Henry Grimes, the legendary multi-instrumentalist and poet who worked alongside some of the biggest names in American jazz, has died, as WBGO reports. His wife Margaret Davis Grimes confirmed the news to the Jazz Foundation of America, according to reporter Nate Chinen. Grimes passed away from complications related to COVID-19; he was 84 years old.
Grimes’ decades-long career existed in two distinct phases. Its first iteration goes back to 1957, when he was a highly sought-after jazz bassist playing with some of the era’s biggest names. During this time Grimes worked with Sonny Rollins, Don Cherry, Billy Higgins, and Cecil Taylor. In the ’60s, he began to delve into the avant-garde, playing alongisde the late McCoy Tyner, Albert Ayler, and many more.

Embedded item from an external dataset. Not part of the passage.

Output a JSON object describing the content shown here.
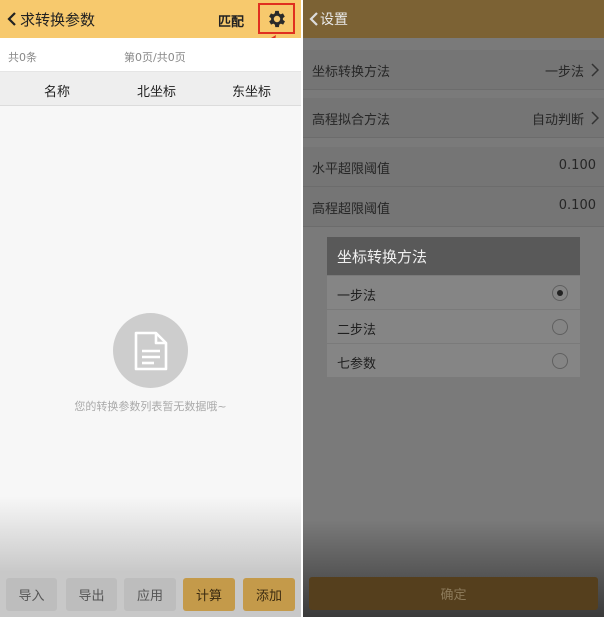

But then, at the end of the ’60s, a trip to Los Angeles resulted in financial trouble for Grimes, causing him to have to pawn his instrument. Decades of inactivity would follow, during which he fell on hard times. It wasn’t until 2002, after he was tracked down by social worker Marshall Marrotte and was gifted a bass by William Parker, that Grimes began to play once more. He made a return to the stage in 2003, performing at the Vision Festival in New York City. He continued to play live and give workshops at colleges and universities throughout the 2010s.